Geithner may discuss Iran sanctions on Beijing trip
Updated: 2012-01-06 07:45
By Zhang Yuwei and Li Lianxing (China Daily)
NEW YORK / BEIJING - US Treasury Secretary Timothy Geithner will arrive in Beijing on Jan 10 for a two-day visit, the US Treasury Department said on Wednesday.
While in Beijing, Geithner will meet Vice-Premier Wang Qishan on Tuesday, and Premier Wen Jiabao, Vice-President Xi Jinping and Vice-Premier Li Keqiang on Wednesday to discuss measures to promote continued economic growth, the Treasury said.
The Treasury statement said Geithner would also discuss the possibility of increasing pressure on Iran, including financial measures targeting the Central Bank of Iran.
On Saturday, US President Barack Obama signed into law new sanctions against financial institutions dealing with Iran's central bank, the main conduit for the country's oil revenues.
On Wednesday, Foreign Ministry spokesman Hong Lei reiterated China's position on Iran, saying it prefers dialogue rather than sanctions.
Hong said China opposes one country placing its domestic law above international law and imposing unilateral sanctions on other countries.
The European Union and the United States on Wednesday tightened their sanctions on Iran, with diplomats in Brussels saying a preliminary agreement had been reached on an EU embargo of Iranian oil.
Washington hailed the agreement, saying it was "the result of lots of consultations" with its EU allies.
Fan Jishe, a researcher from the Institute of American Studies at the Chinese Academy of Social Sciences, said US sanctions on Iran may have a negative impact on other countries.
"It will not only harm the interests of China but also US allies including France and Japan's interests in Iran," he said.
"So Geithner's visit to Asia will try to balance these countries' interests in Iran."
He added that China would require the US to ensure its legal communication with Iran.
The meeting comes at a critical time because both the US Republican and Democratic parties have sent out signals of concern about China, said Yukon Huang, a senior associate at the Carnegie Endowment for International Peace, a foreign policy think tank in Washington.
"They (the Republicans and Democrats) are worrying that China has not been playing transparently in terms of trade and labor relations," Huang said.
There could be some "potential tension that both sides have to manage carefully", said Huang, a former country director for the World Bank in China.
Geithner's visit to Beijing comes ahead of Xi's visit to Washington, due to take place in February.

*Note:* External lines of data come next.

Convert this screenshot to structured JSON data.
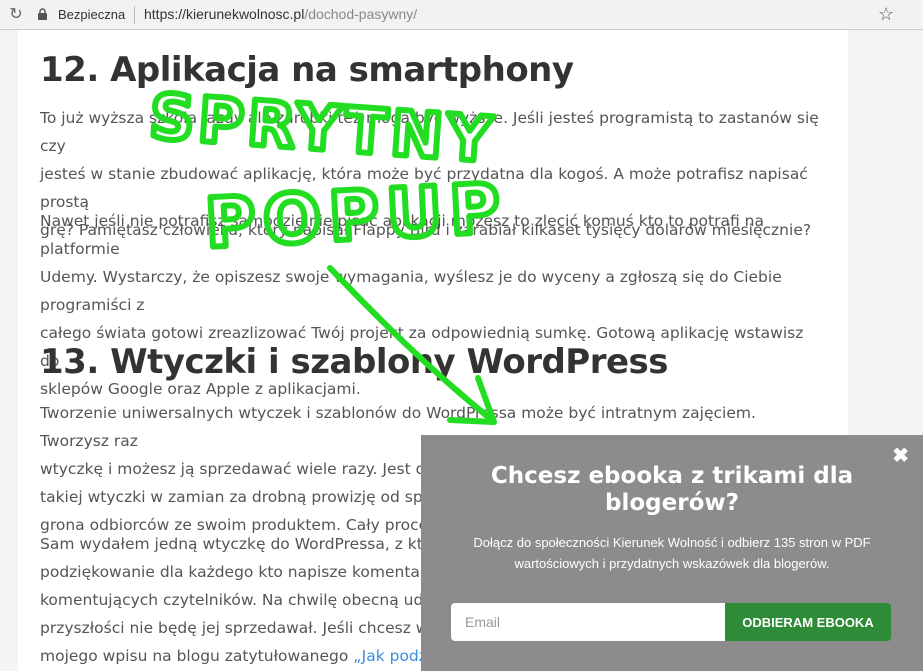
{
  "browser": {
    "secure_label": "Bezpieczna",
    "url_base": "https://kierunekwolnosc.pl",
    "url_path": "/dochod-pasywny/"
  },
  "article": {
    "section12": {
      "heading": "12. Aplikacja na smartphony",
      "p1": [
        "To już wyższa szkoła jazdy ale zarobki też mogą być wyższe. Jeśli jesteś programistą to zastanów się czy",
        "jesteś w stanie zbudować aplikację, która może być przydatna dla kogoś. A może potrafisz napisać prostą",
        "grę? Pamiętasz człowieka, który napisał Flappy Bird i zarabiał kilkaset tysięcy dolarów miesięcznie?"
      ],
      "p2": [
        "Nawet jeśli nie potrafisz samodzielnie pisać aplikacji możesz to zlecić komuś kto to potrafi na platformie",
        "Udemy. Wystarczy, że opiszesz swoje wymagania, wyślesz je do wyceny a zgłoszą się do Ciebie programiści z",
        "całego świata gotowi zreazlizować Twój projekt za odpowiednią sumkę. Gotową aplikację wstawisz do",
        "sklepów Google oraz Apple z aplikacjami."
      ]
    },
    "section13": {
      "heading": "13. Wtyczki i szablony WordPress",
      "p1": [
        "Tworzenie uniwersalnych wtyczek i szablonów do WordPressa może być intratnym zajęciem. Tworzysz raz",
        "wtyczkę i możesz ją sprzedawać wiele razy. Jest dużo",
        "takiej wtyczki w zamian za drobną prowizję od sprzed",
        "grona odbiorców ze swoim produktem. Cały proces s"
      ],
      "p2": [
        "Sam wydałem jedną wtyczkę do WordPressa, z której",
        "podziękowanie dla każdego kto napisze komentarz n",
        "komentujących czytelników. Na chwilę obecną udost",
        "przyszłości nie będę jej sprzedawał. Jeśli chcesz wypr"
      ],
      "p2_last_prefix": "mojego wpisu na blogu zatytułowanego ",
      "p2_last_link": "„Jak podzięk"
    }
  },
  "annotation": {
    "line1": "SPRYTNY",
    "line2": "POPUP",
    "color": "#22dd22"
  },
  "popup": {
    "close_symbol": "✖",
    "title": "Chcesz ebooka z trikami dla blogerów?",
    "description": "Dołącz do społeczności Kierunek Wolność i odbierz 135 stron w PDF wartościowych i przydatnych wskazówek dla blogerów.",
    "email_placeholder": "Email",
    "button_label": "ODBIERAM EBOOKA",
    "bg_color": "#8c8c8c",
    "button_color": "#2e8b37"
  }
}
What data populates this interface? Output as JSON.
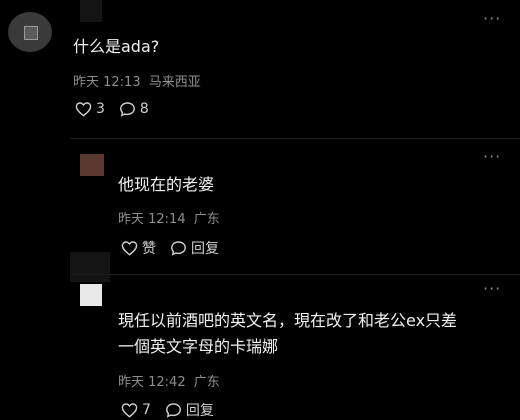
{
  "comments": [
    {
      "text": "什么是ada?",
      "time": "昨天 12:13",
      "location": "马来西亚",
      "likes": "3",
      "replies": "8",
      "more": "···"
    },
    {
      "text": "他现在的老婆",
      "time": "昨天 12:14",
      "location": "广东",
      "like_label": "赞",
      "reply_label": "回复",
      "more": "···"
    },
    {
      "text_line1": "現任以前酒吧的英文名，現在改了和老公ex只差",
      "text_line2": "一個英文字母的卡瑞娜",
      "time": "昨天 12:42",
      "location": "广东",
      "likes": "7",
      "reply_label": "回复",
      "more": "···"
    }
  ],
  "icons": {
    "heart": "heart-icon",
    "comment": "comment-icon",
    "more": "more-icon"
  },
  "colors": {
    "background": "#000000",
    "text": "#f2f2f2",
    "meta": "#8e8e8e"
  }
}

"Geithner has to figure out which messages can be mutually tolerable for both sides that will make it a success," said Huang.
A statement from the US Treasury Department said Geithner will "discuss the state of the global economy, policies to strengthen global growth and other economic issues of mutual importance".
Fan from the Chinese Academy of Social Sciences said it is natural for Geithner to visit China at such a time as Obama's successful re-election strongly relies on his economic policies.
"If the Republicans take over, it means the Democrats performed badly in terms of economic policy," he said, adding that better economic ties with China will help tackle current US economic problems.
Huang said the Chinese currency issue will likely be one of those raised during Geithner's visit.
"The two currencies that have not depreciated in the past year in Asia are China's yuan and the Japanese yen," said Huang.
After Beijing, Geithner will visit Tokyo on Jan 12 to meet Japanese Prime Minister Yoshihiko Noda and Finance Minister Jun Azumi to discuss similar issues.
"With the instability and volatility in Europe, it could actually be the case that China does not have a trade surplus in the coming year," Huang said.
Huang said tensions on government subsidies for renewable energy and solar panel companies could be a contentious issue for both sides.
"It has become an embarrassment for the US because its subsidies for these manufacturers did not prevent some of them from going bankrupt," Huang added.